- [Assignment]:
Please count the lines in the entries below that include the word "elettronica", and give only the number.

Items from a data source:
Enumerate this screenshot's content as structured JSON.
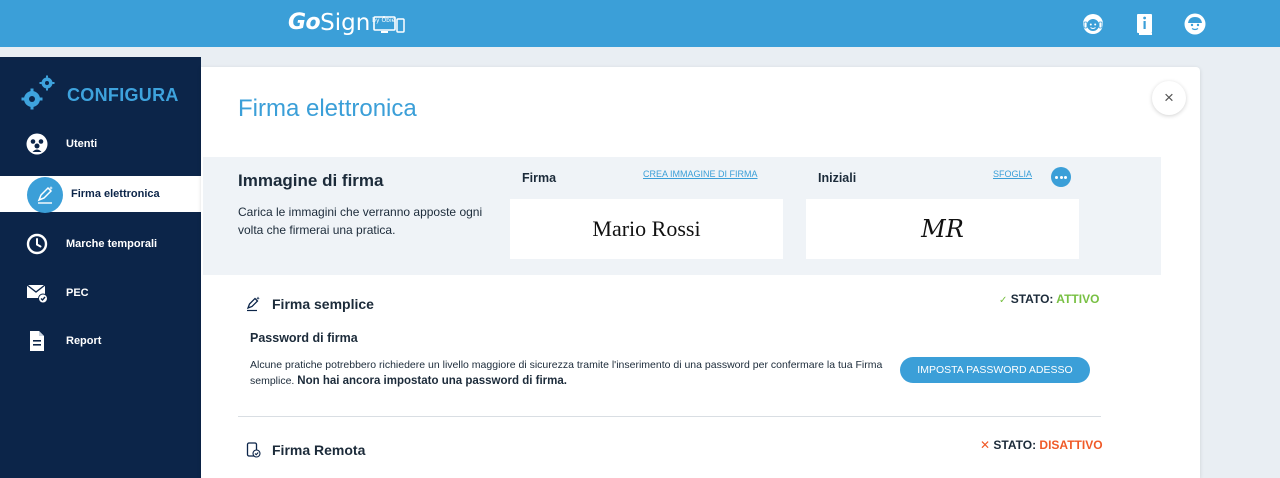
{
  "header": {
    "logo_go": "Go",
    "logo_sign": "Sign",
    "logo_by": "by Öbie",
    "icons": [
      "support-icon",
      "info-icon",
      "user-avatar-icon"
    ]
  },
  "sidebar": {
    "title": "CONFIGURA",
    "items": [
      {
        "label": "Utenti",
        "icon": "users-icon"
      },
      {
        "label": "Firma elettronica",
        "icon": "pen-icon",
        "active": true
      },
      {
        "label": "Marche temporali",
        "icon": "clock-icon"
      },
      {
        "label": "PEC",
        "icon": "mail-check-icon"
      },
      {
        "label": "Report",
        "icon": "document-icon"
      }
    ]
  },
  "main": {
    "title": "Firma elettronica",
    "close": "×",
    "signature_image": {
      "heading": "Immagine di firma",
      "description": "Carica le immagini che verranno apposte ogni volta che firmerai una pratica.",
      "firma_label": "Firma",
      "crea_link": "CREA IMMAGINE DI FIRMA",
      "firma_value": "Mario Rossi",
      "iniziali_label": "Iniziali",
      "sfoglia_link": "SFOGLIA",
      "iniziali_value": "MR"
    },
    "firma_semplice": {
      "title": "Firma semplice",
      "status_label": "STATO:",
      "status_value": "ATTIVO",
      "password_title": "Password di firma",
      "password_desc": "Alcune pratiche potrebbero richiedere un livello maggiore di sicurezza tramite l'inserimento di una password per confermare la tua Firma semplice.",
      "password_warning": "Non hai ancora impostato una password di firma.",
      "button": "IMPOSTA PASSWORD ADESSO"
    },
    "firma_remota": {
      "title": "Firma Remota",
      "status_label": "STATO:",
      "status_value": "DISATTIVO"
    }
  },
  "colors": {
    "topbar": "#3b9fd8",
    "sidebar": "#0c2549",
    "active": "#78c043",
    "inactive": "#f05a28"
  }
}
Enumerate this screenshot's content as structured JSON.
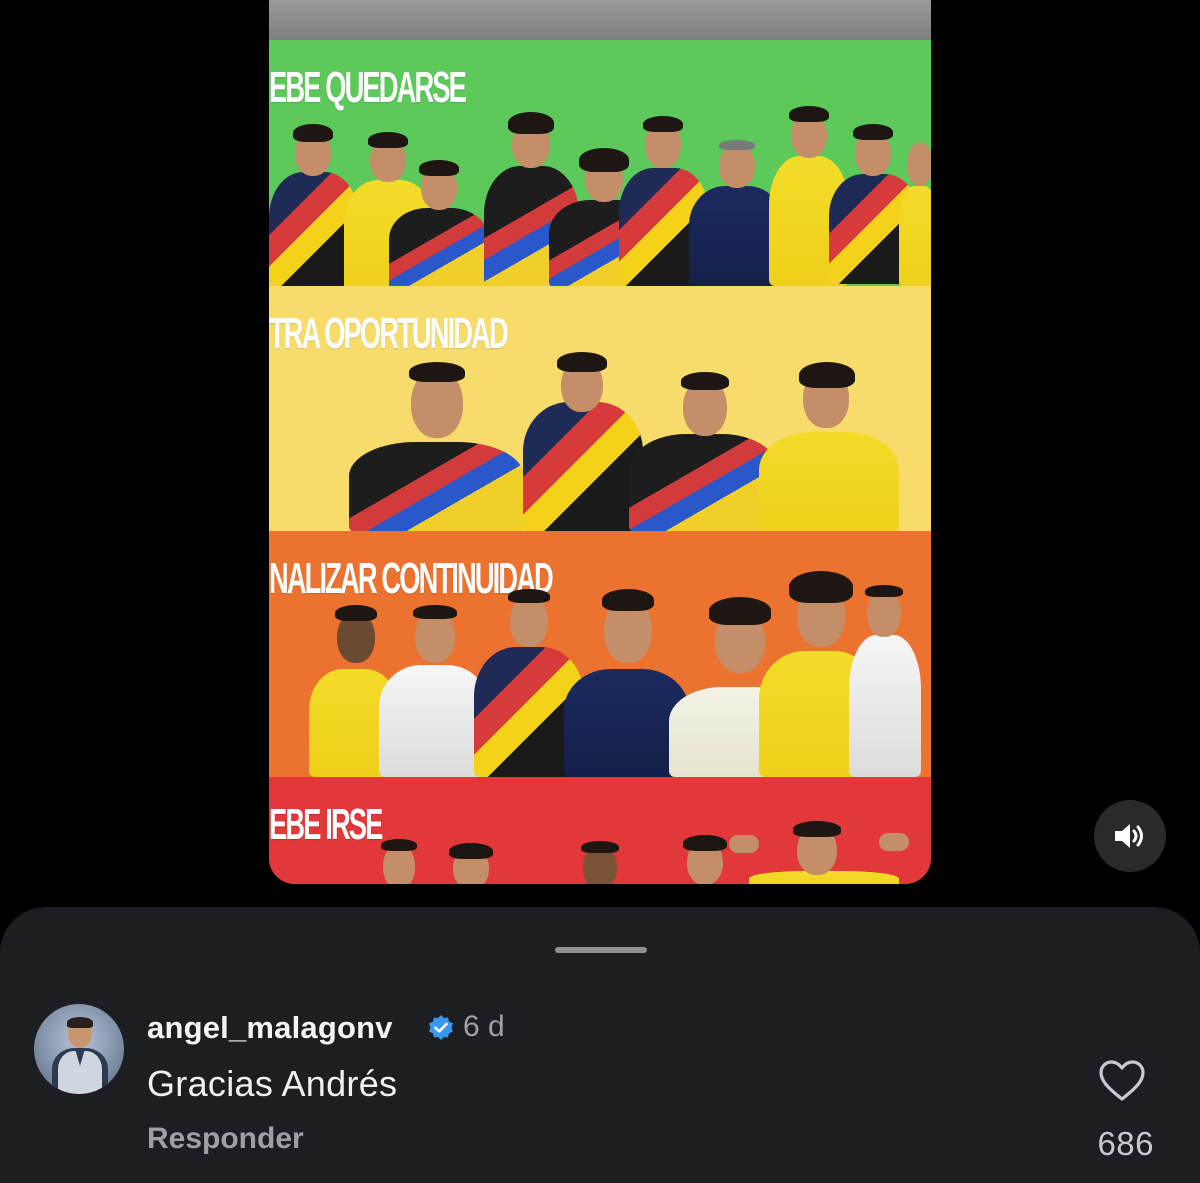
{
  "media": {
    "tiers": [
      {
        "label": "EBE QUEDARSE",
        "color": "#5cc95a"
      },
      {
        "label": "TRA OPORTUNIDAD",
        "color": "#f7dc6b"
      },
      {
        "label": "NALIZAR CONTINUIDAD",
        "color": "#ec7230"
      },
      {
        "label": "EBE IRSE",
        "color": "#e2383a"
      }
    ],
    "sound_icon": "speaker-volume-icon"
  },
  "comment": {
    "username": "angel_malagonv",
    "verified_icon": "verified-badge-icon",
    "timestamp": "6 d",
    "text": "Gracias Andrés",
    "reply_label": "Responder",
    "like_icon": "heart-outline-icon",
    "like_count": "686"
  },
  "colors": {
    "sheet_background": "#1c1e21",
    "verified_blue": "#3897f0",
    "page_background": "#000000"
  }
}
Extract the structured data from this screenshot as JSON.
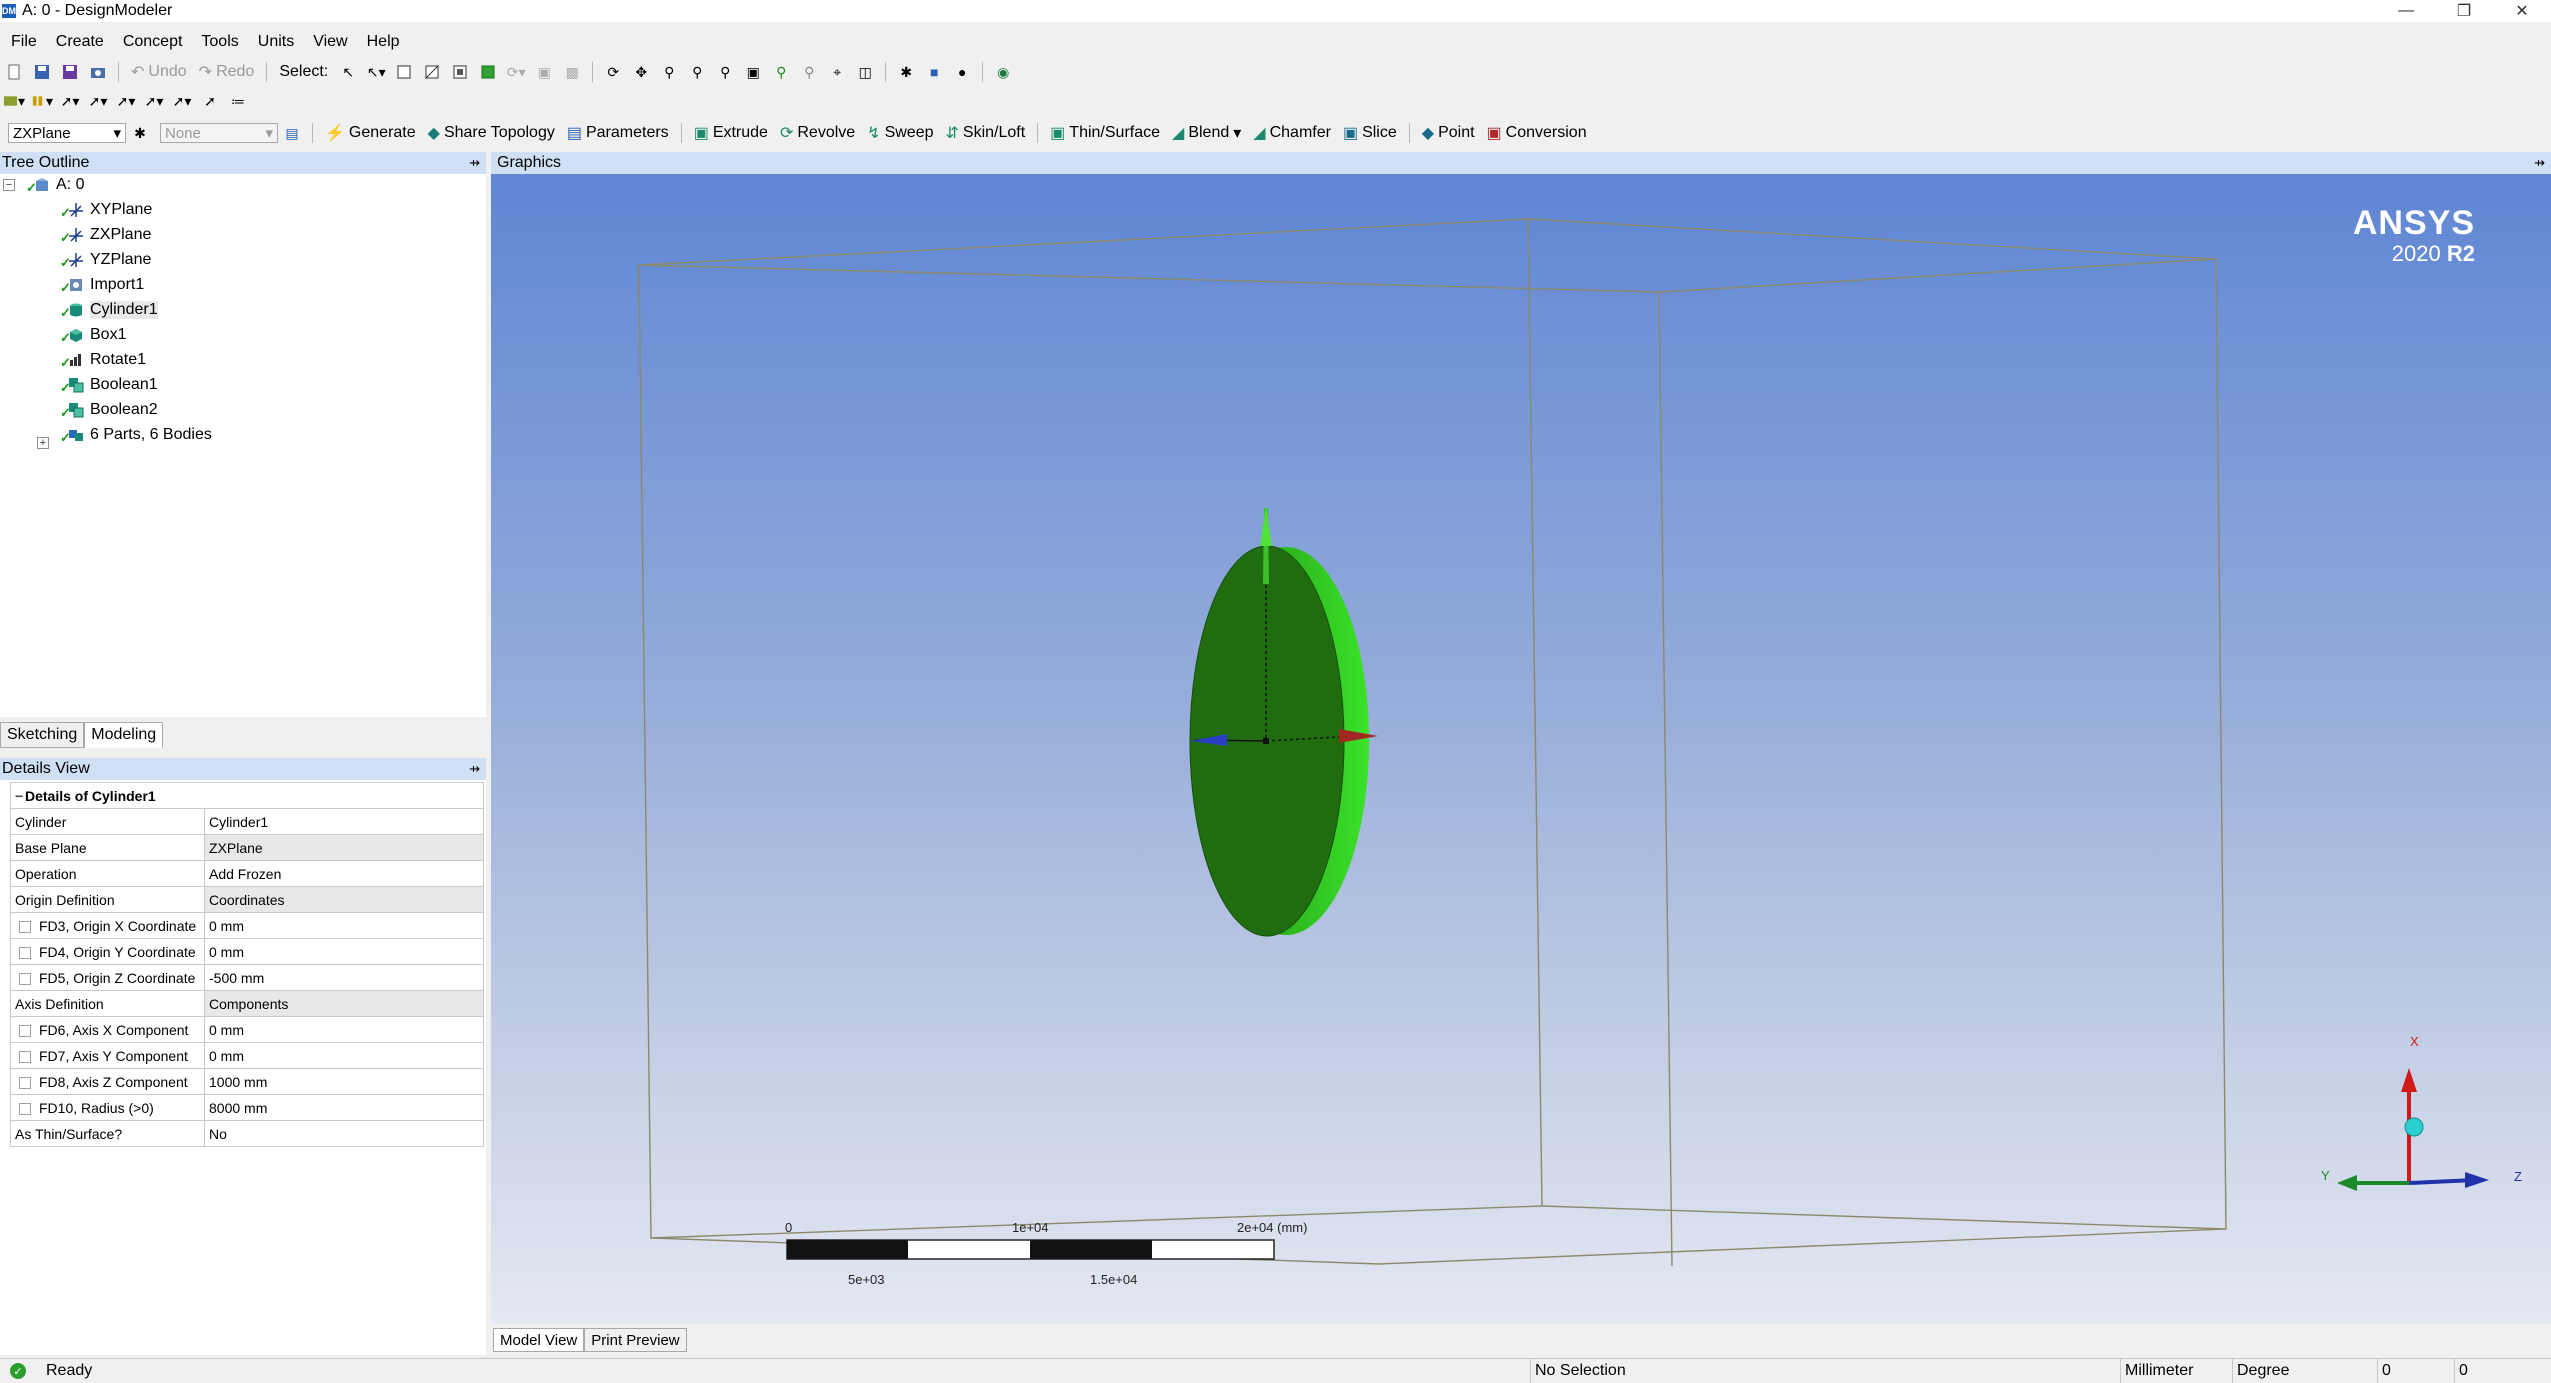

- [Response]:
2